I’m very glad we listened to her. There were a great deal of appointments to keep track of and medications that needed to be taken on various schedules. I had no idea of just how much of both there would be. Neither one of us was in the proper frame of mind to remember all that needed to be done, so we used common tools to help us stay on top of everything.
Let’s start with keeping track of appointments. Your appointments may be very different from mine, but for my throat cancer I had appointments for:
- radiation pre-planning
- daily radiation treatments
- chemo treatments every few weeks
- blood tests
- special radiation dentist
- home health visitations for hydration
- weekly PICC line flushing
- weekly clinic appointments with radiation oncologist
- weekly clinic appointments with chemo oncologist
- diagnostic tests (ongoing CT scans and scopes and the like)
- swallowing/speech therapist
- social worker/therapist
- occupational or rehabilitation therapist
- and probably more that I’m forgetting.
My husband and I found that using a shared online calendar, one that both of us could view and add appointments to, worked very nicely for us. We used an Outlook calendar (Microsoft), but if you have email then you may have access to an online calendar as well. Some will allow you to share your calendar with other email addresses, such as Rogers or Google (gmail.)

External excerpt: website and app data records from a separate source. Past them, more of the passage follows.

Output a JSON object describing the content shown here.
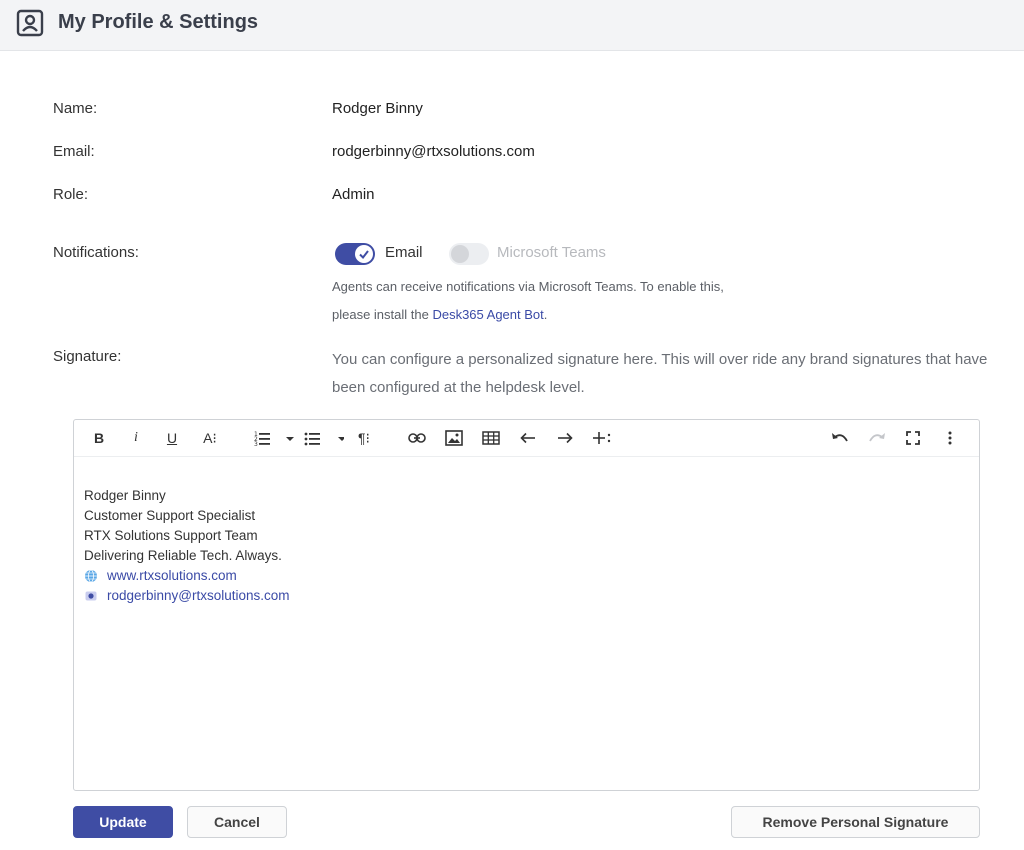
{
  "header": {
    "title": "My Profile & Settings",
    "icon": "profile-icon"
  },
  "profile": {
    "name_label": "Name:",
    "name_value": "Rodger Binny",
    "email_label": "Email:",
    "email_value": "rodgerbinny@rtxsolutions.com",
    "role_label": "Role:",
    "role_value": "Admin"
  },
  "notifications": {
    "label": "Notifications:",
    "email_toggle": {
      "label": "Email",
      "on": true
    },
    "teams_toggle": {
      "label": "Microsoft Teams",
      "on": false,
      "disabled": true
    },
    "help_line1": "Agents can receive notifications via Microsoft Teams. To enable this,",
    "help_line2_prefix": "please install the ",
    "help_link": "Desk365 Agent Bot",
    "help_line2_suffix": "."
  },
  "signature": {
    "label": "Signature:",
    "description": "You can configure a personalized signature here. This will over ride any brand signatures that have been configured at the helpdesk level.",
    "lines": [
      "Rodger Binny",
      "Customer Support Specialist",
      "RTX Solutions Support Team",
      "Delivering Reliable Tech. Always."
    ],
    "website": "www.rtxsolutions.com",
    "email": "rodgerbinny@rtxsolutions.com"
  },
  "toolbar": {
    "bold": "B",
    "italic": "i",
    "underline": "U",
    "font_size": "A⁝",
    "paragraph": "¶⁝"
  },
  "buttons": {
    "update": "Update",
    "cancel": "Cancel",
    "remove": "Remove Personal Signature"
  },
  "colors": {
    "accent": "#3f4da4",
    "link": "#3a4aa6"
  }
}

Enter all of your appointments into the calendar as they are scheduled so that you don’t forget any, and then you can tell at a glance if you’re being double-booked for different appointments. Some appointments are booked months in advance and some are booked with very little warning, so this really helped keep us on track. We couldn’t trust ourselves to remember every little thing. It also helped my husband schedule his own appointments around my treatment schedules (dentist and the like.)
Be sure to include the location specifics as part of your scheduled appointment so that you know where you’re going before you get there. For example, you should know the hospital/treatment centre address, wing or section, floor, room number, etc, and add the person’s name you’re supposed to see if you know it as well.

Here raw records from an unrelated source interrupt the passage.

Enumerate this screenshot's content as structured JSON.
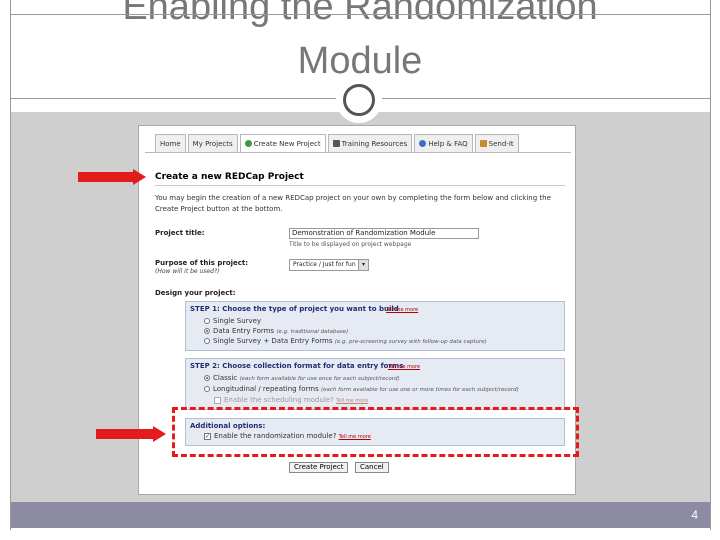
{
  "slide": {
    "title_line1": "Enabling the Randomization",
    "title_line2": "Module",
    "page_number": "4"
  },
  "app": {
    "tabs": [
      {
        "label": "Home",
        "icon": ""
      },
      {
        "label": "My Projects",
        "icon": ""
      },
      {
        "label": "Create New Project",
        "icon": "plus-icon"
      },
      {
        "label": "Training Resources",
        "icon": "video-icon"
      },
      {
        "label": "Help & FAQ",
        "icon": "help-icon"
      },
      {
        "label": "Send-It",
        "icon": "send-icon"
      }
    ],
    "section_title": "Create a new REDCap Project",
    "intro_text": "You may begin the creation of a new REDCap project on your own by completing the form below and clicking the Create Project button at the bottom.",
    "project_title_label": "Project title:",
    "project_title_value": "Demonstration of Randomization Module",
    "project_title_hint": "Title to be displayed on project webpage",
    "purpose_label": "Purpose of this project:",
    "purpose_sub": "(How will it be used?)",
    "purpose_value": "Practice / Just for fun",
    "design_label": "Design your project:",
    "step1": {
      "title": "STEP 1: Choose the type of project you want to build",
      "tell_more": "Tell me more",
      "options": [
        {
          "label": "Single Survey",
          "example": "",
          "selected": false
        },
        {
          "label": "Data Entry Forms",
          "example": "(e.g. traditional database)",
          "selected": true
        },
        {
          "label": "Single Survey + Data Entry Forms",
          "example": "(e.g. pre-screening survey with follow-up data capture)",
          "selected": false
        }
      ]
    },
    "step2": {
      "title": "STEP 2: Choose collection format for data entry forms",
      "tell_more": "Tell me more",
      "options": [
        {
          "label": "Classic",
          "example": "(each form available for use once for each subject/record)",
          "selected": true
        },
        {
          "label": "Longitudinal / repeating forms",
          "example": "(each form available for use one or more times for each subject/record)",
          "selected": false
        }
      ],
      "scheduling_label": "Enable the scheduling module?",
      "scheduling_tell": "Tell me more"
    },
    "additional": {
      "title": "Additional options:",
      "randomization_label": "Enable the randomization module?",
      "randomization_checked": true,
      "tell_more": "Tell me more"
    },
    "create_button": "Create Project",
    "cancel_button": "Cancel"
  },
  "colors": {
    "annotation": "#e31b1b",
    "footer": "#8d8aa3",
    "panel": "#cfcfcf"
  }
}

If your travel time is substantial then you should include that in your schedule so that you don’t accidentally schedule a nursing home visit while you’re still on the road. You may want to pad in some extra time in case your appointments run late or you run into traffic.
Sunnybrook has an online patient health resource that shows you your scheduled appointments. It’s really a great tool, but you’ll need something that will show all appointments, not just the ones at the hospital.

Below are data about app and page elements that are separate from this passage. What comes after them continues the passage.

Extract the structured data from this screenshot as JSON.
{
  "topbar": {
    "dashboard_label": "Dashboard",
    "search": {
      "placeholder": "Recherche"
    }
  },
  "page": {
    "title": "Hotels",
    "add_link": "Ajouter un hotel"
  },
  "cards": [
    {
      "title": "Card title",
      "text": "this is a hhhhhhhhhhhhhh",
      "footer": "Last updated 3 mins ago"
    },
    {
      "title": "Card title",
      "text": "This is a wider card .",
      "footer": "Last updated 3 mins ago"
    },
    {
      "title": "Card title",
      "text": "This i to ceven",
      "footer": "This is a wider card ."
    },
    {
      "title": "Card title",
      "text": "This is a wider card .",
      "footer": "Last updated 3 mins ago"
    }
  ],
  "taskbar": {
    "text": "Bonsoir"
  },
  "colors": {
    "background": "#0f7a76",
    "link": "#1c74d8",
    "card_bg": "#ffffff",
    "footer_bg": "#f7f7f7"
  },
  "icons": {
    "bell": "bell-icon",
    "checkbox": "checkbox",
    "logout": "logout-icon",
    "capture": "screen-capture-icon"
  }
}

You’ll also need to keep track of medication schedules. It wasn’t just appointments that I had to keep track of, there were also a myriad of medications that needed to be taken at specific times during the day, and also for specific periods of time after chemo sessions. Your medications may be very different from mine, but for my throat cancer here’s what I needed to keep track of:
- 4 different anti-nauseants, one to be taken as needed, one to be taken prior to chemo, one to be taken for 2 days following chemo, and the last to be taken for 3 days following chemo, all at different times of the day
- 5 different antibiotics
- 3 different painkillers, one to be taken 3 times daily, one to be taken morning and evening, and the other as needed, except on chemo days
- “magic mouthwash”, a combo lidocaine (painkiller for throat) & anti-thrush med to gargle with
- 2 different magnesium supplements
- potassium supplement
- hypertension medication
- asthma medication
For this we used a simple chalkboard in the kitchen. We drew a grid on the chalkboard listing the meds and the day’s schedule listing the times that I would need to take each medication. As I took each med according to the appointed time we would put a tick mark beside it. We wouldn’t erase the meds or the schedule because at the end of the day, before bed time, we would reset the board. We’d simply remove the tick marks so that it would be ready to go again the next morning.
A whiteboard would work just as well, or for that matter so would a spreadsheet such as Excel, or a piece of paper. If you use paper, write the meds along with scheduled times in ink and then use a pencil to tick them off. At the end of the day, erase the pencil marks leaving the inked medication info intact. Just ensure that whatever tracking method you use, it’s accessible to everyone who may need to administer your medication in case the primary caregiver isn’t around.
A daily planner with multiple columns would allow you to keep track of both appointments and medications. If you use a paper daily planner then the downside to this is that you would have to copy your medication schedule into each day, instead of just “resetting” your existing schedule.
One last word of advice from me on this: be diligent in keeping your appointment schedule and medication tracking up to date as you go. It really will save a lot of headache and confusion when the going gets tough.
Next post: The Oncology Team.